BEGIN Dataset excerpts

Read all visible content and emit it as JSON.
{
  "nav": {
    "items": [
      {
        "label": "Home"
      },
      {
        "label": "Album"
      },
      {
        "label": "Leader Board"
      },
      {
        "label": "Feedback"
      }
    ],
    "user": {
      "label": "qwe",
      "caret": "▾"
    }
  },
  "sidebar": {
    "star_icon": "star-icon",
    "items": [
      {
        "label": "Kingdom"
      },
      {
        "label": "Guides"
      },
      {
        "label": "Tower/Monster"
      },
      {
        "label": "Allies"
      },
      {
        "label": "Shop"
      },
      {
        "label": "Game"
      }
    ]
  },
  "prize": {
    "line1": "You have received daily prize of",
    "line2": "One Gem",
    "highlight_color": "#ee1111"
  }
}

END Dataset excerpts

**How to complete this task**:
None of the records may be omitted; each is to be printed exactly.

**Solution**:
Read all visible content and emit it as JSON.
{
  "nav": {
    "items": [
      {
        "label": "Home"
      },
      {
        "label": "Album"
      },
      {
        "label": "Leader Board"
      },
      {
        "label": "Feedback"
      }
    ],
    "user": {
      "label": "qwe",
      "caret": "▾"
    }
  },
  "sidebar": {
    "star_icon": "star-icon",
    "items": [
      {
        "label": "Kingdom"
      },
      {
        "label": "Guides"
      },
      {
        "label": "Tower/Monster"
      },
      {
        "label": "Allies"
      },
      {
        "label": "Shop"
      },
      {
        "label": "Game"
      }
    ]
  },
  "prize": {
    "line1": "You have received daily prize of",
    "line2": "One Gem",
    "highlight_color": "#ee1111"
  }
}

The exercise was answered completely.